_TASK REQUIREMENTS_. I'd like the entries that follow repeated exactly, with the pictures left out.

_RECORDED DATA_.

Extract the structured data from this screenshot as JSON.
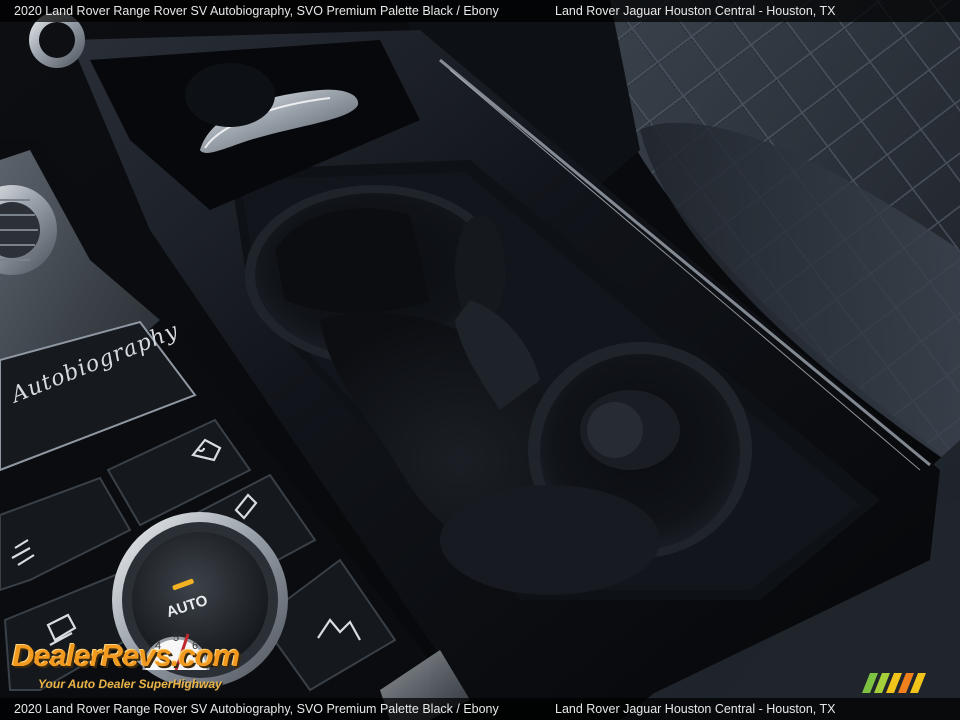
{
  "caption": {
    "left": "2020 Land Rover Range Rover SV Autobiography,  SVO Premium Palette Black / Ebony",
    "right": "Land Rover Jaguar Houston Central - Houston, TX"
  },
  "watermark": {
    "brand": "DealerRevs.com",
    "tagline": "Your Auto Dealer SuperHighway",
    "gauge_numbers": [
      "4",
      "5",
      "6"
    ]
  },
  "console": {
    "badge_script": "Autobiography",
    "knob_label": "AUTO"
  },
  "colors": {
    "piano_black": "#07080b",
    "leather": "#2c333c",
    "chrome": "#c9cfd6",
    "logo_orange": "#f29a1f",
    "stripe_green": "#7ec242",
    "stripe_yellow": "#f1c41c",
    "stripe_orange": "#f07f1e"
  },
  "icons": [
    "hill-descent-icon",
    "traction-icon",
    "wading-icon",
    "offroad-mode-icon",
    "terrain-icon"
  ]
}
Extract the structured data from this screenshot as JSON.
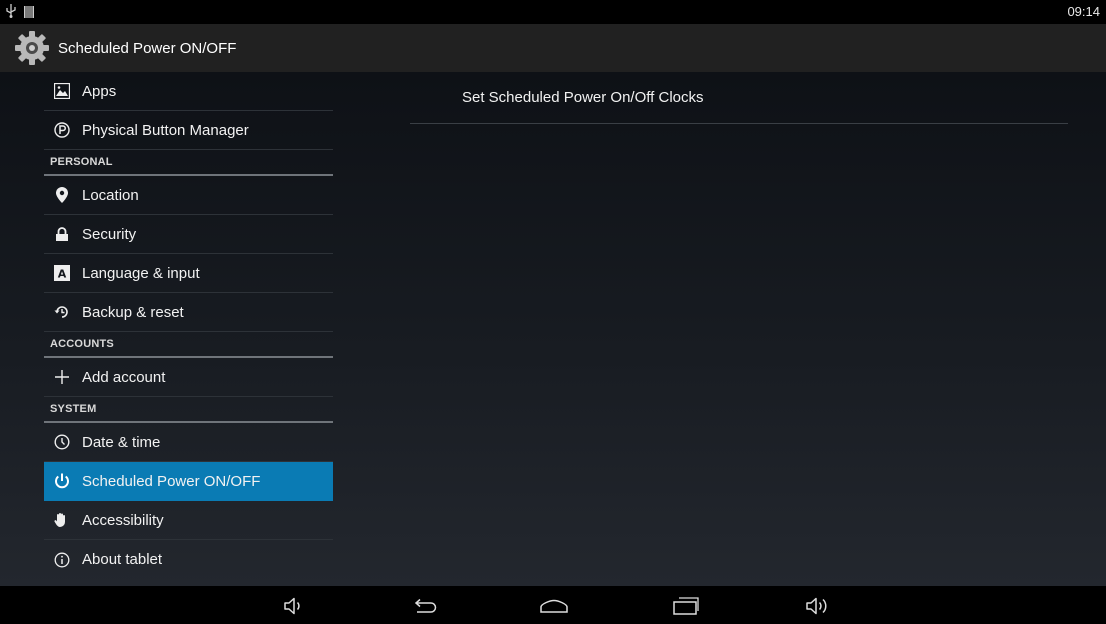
{
  "statusbar": {
    "time": "09:14",
    "icons": [
      "usb-icon",
      "storage-icon"
    ]
  },
  "actionbar": {
    "title": "Scheduled Power ON/OFF",
    "icon": "settings-gear-icon"
  },
  "sidebar": {
    "items": [
      {
        "type": "item",
        "label": "Apps",
        "icon": "apps-icon"
      },
      {
        "type": "item",
        "label": "Physical Button Manager",
        "icon": "p-circle-icon"
      },
      {
        "type": "header",
        "label": "PERSONAL"
      },
      {
        "type": "item",
        "label": "Location",
        "icon": "location-pin-icon"
      },
      {
        "type": "item",
        "label": "Security",
        "icon": "lock-icon"
      },
      {
        "type": "item",
        "label": "Language & input",
        "icon": "language-icon"
      },
      {
        "type": "item",
        "label": "Backup & reset",
        "icon": "backup-icon"
      },
      {
        "type": "header",
        "label": "ACCOUNTS"
      },
      {
        "type": "item",
        "label": "Add account",
        "icon": "plus-icon"
      },
      {
        "type": "header",
        "label": "SYSTEM"
      },
      {
        "type": "item",
        "label": "Date & time",
        "icon": "clock-icon"
      },
      {
        "type": "item",
        "label": "Scheduled Power ON/OFF",
        "icon": "power-icon",
        "selected": true
      },
      {
        "type": "item",
        "label": "Accessibility",
        "icon": "hand-icon"
      },
      {
        "type": "item",
        "label": "About tablet",
        "icon": "info-icon"
      }
    ]
  },
  "detail": {
    "items": [
      {
        "label": "Set Scheduled Power On/Off Clocks"
      }
    ]
  },
  "navbar": {
    "buttons": [
      "volume-down-icon",
      "back-icon",
      "home-icon",
      "recents-icon",
      "volume-up-icon"
    ]
  },
  "colors": {
    "accent": "#0a7bb4",
    "actionbar": "#212121"
  }
}
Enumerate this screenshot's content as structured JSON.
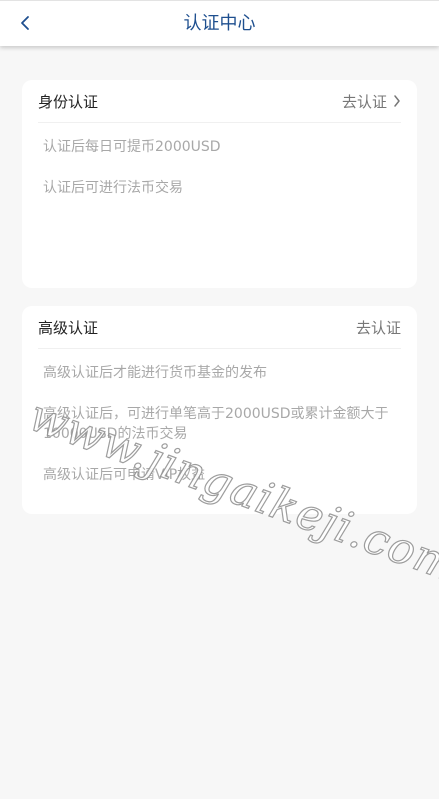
{
  "header": {
    "title": "认证中心"
  },
  "identity_card": {
    "title": "身份认证",
    "action": "去认证",
    "benefits": [
      "认证后每日可提币2000USD",
      "认证后可进行法币交易"
    ]
  },
  "advanced_card": {
    "title": "高级认证",
    "action": "去认证",
    "benefits": [
      "高级认证后才能进行货币基金的发布",
      "高级认证后，可进行单笔高于2000USD或累计金额大于10000USD的法币交易",
      "高级认证后可申请VIP权益"
    ]
  },
  "watermark": "www.jingaikeji.com",
  "colors": {
    "title": "#1e4f8f",
    "background": "#f7f7f7",
    "card": "#ffffff",
    "benefit_text": "#a8a8a8"
  }
}
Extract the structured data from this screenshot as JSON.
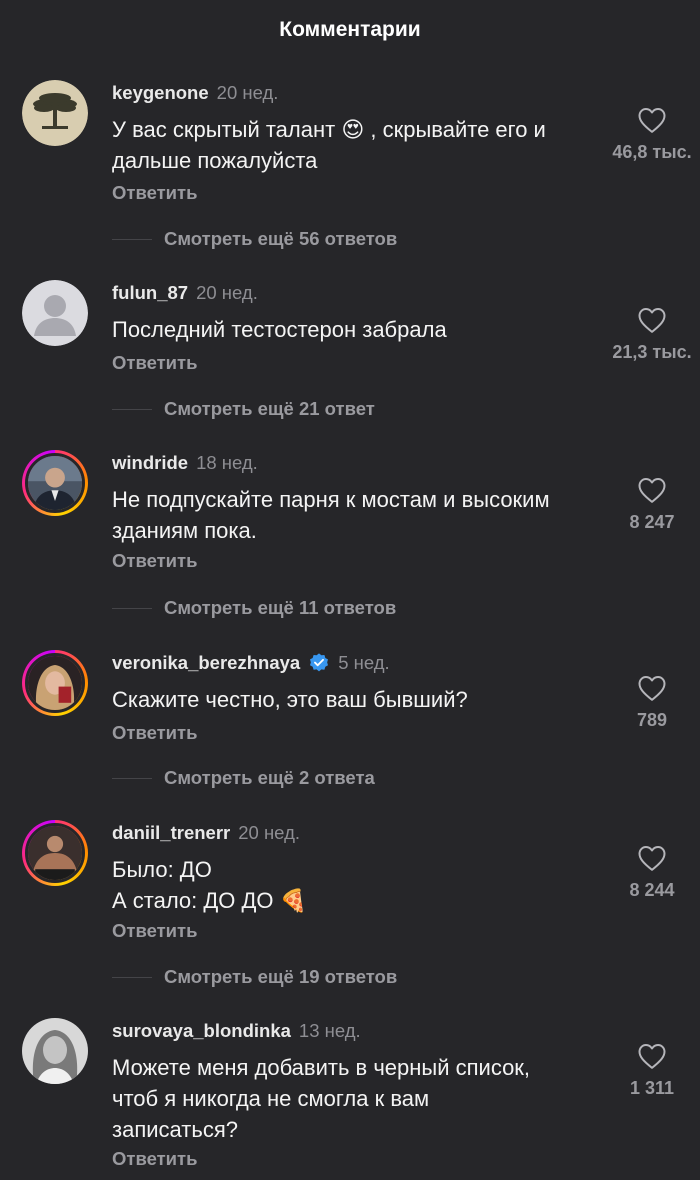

_SOLUTION TO THE PROBLEM_.
Extract the structured data from this screenshot as JSON.
{
  "caption": {
    "left": "2020 Land Rover Range Rover SV Autobiography,  SVO Premium Palette Black / Ebony",
    "right": "Land Rover Jaguar Houston Central - Houston, TX"
  },
  "watermark": {
    "brand": "DealerRevs.com",
    "tagline": "Your Auto Dealer SuperHighway",
    "gauge_numbers": [
      "4",
      "5",
      "6"
    ]
  },
  "console": {
    "badge_script": "Autobiography",
    "knob_label": "AUTO"
  },
  "colors": {
    "piano_black": "#07080b",
    "leather": "#2c333c",
    "chrome": "#c9cfd6",
    "logo_orange": "#f29a1f",
    "stripe_green": "#7ec242",
    "stripe_yellow": "#f1c41c",
    "stripe_orange": "#f07f1e"
  },
  "icons": [
    "hill-descent-icon",
    "traction-icon",
    "wading-icon",
    "offroad-mode-icon",
    "terrain-icon"
  ]
}
Extract the structured data from this screenshot as JSON.
{
  "statusbar": {
    "time": "09:14",
    "icons": [
      "usb-icon",
      "storage-icon"
    ]
  },
  "actionbar": {
    "title": "Scheduled Power ON/OFF",
    "icon": "settings-gear-icon"
  },
  "sidebar": {
    "items": [
      {
        "type": "item",
        "label": "Apps",
        "icon": "apps-icon"
      },
      {
        "type": "item",
        "label": "Physical Button Manager",
        "icon": "p-circle-icon"
      },
      {
        "type": "header",
        "label": "PERSONAL"
      },
      {
        "type": "item",
        "label": "Location",
        "icon": "location-pin-icon"
      },
      {
        "type": "item",
        "label": "Security",
        "icon": "lock-icon"
      },
      {
        "type": "item",
        "label": "Language & input",
        "icon": "language-icon"
      },
      {
        "type": "item",
        "label": "Backup & reset",
        "icon": "backup-icon"
      },
      {
        "type": "header",
        "label": "ACCOUNTS"
      },
      {
        "type": "item",
        "label": "Add account",
        "icon": "plus-icon"
      },
      {
        "type": "header",
        "label": "SYSTEM"
      },
      {
        "type": "item",
        "label": "Date & time",
        "icon": "clock-icon"
      },
      {
        "type": "item",
        "label": "Scheduled Power ON/OFF",
        "icon": "power-icon",
        "selected": true
      },
      {
        "type": "item",
        "label": "Accessibility",
        "icon": "hand-icon"
      },
      {
        "type": "item",
        "label": "About tablet",
        "icon": "info-icon"
      }
    ]
  },
  "detail": {
    "items": [
      {
        "label": "Set Scheduled Power On/Off Clocks"
      }
    ]
  },
  "navbar": {
    "buttons": [
      "volume-down-icon",
      "back-icon",
      "home-icon",
      "recents-icon",
      "volume-up-icon"
    ]
  },
  "colors": {
    "accent": "#0a7bb4",
    "actionbar": "#212121"
  }
}
Enumerate this screenshot's content as structured JSON.
{
  "header": {
    "title": "认证中心"
  },
  "identity_card": {
    "title": "身份认证",
    "action": "去认证",
    "benefits": [
      "认证后每日可提币2000USD",
      "认证后可进行法币交易"
    ]
  },
  "advanced_card": {
    "title": "高级认证",
    "action": "去认证",
    "benefits": [
      "高级认证后才能进行货币基金的发布",
      "高级认证后，可进行单笔高于2000USD或累计金额大于10000USD的法币交易",
      "高级认证后可申请VIP权益"
    ]
  },
  "watermark": "www.jingaikeji.com",
  "colors": {
    "title": "#1e4f8f",
    "background": "#f7f7f7",
    "card": "#ffffff",
    "benefit_text": "#a8a8a8"
  }
}
Extract the structured data from this screenshot as JSON.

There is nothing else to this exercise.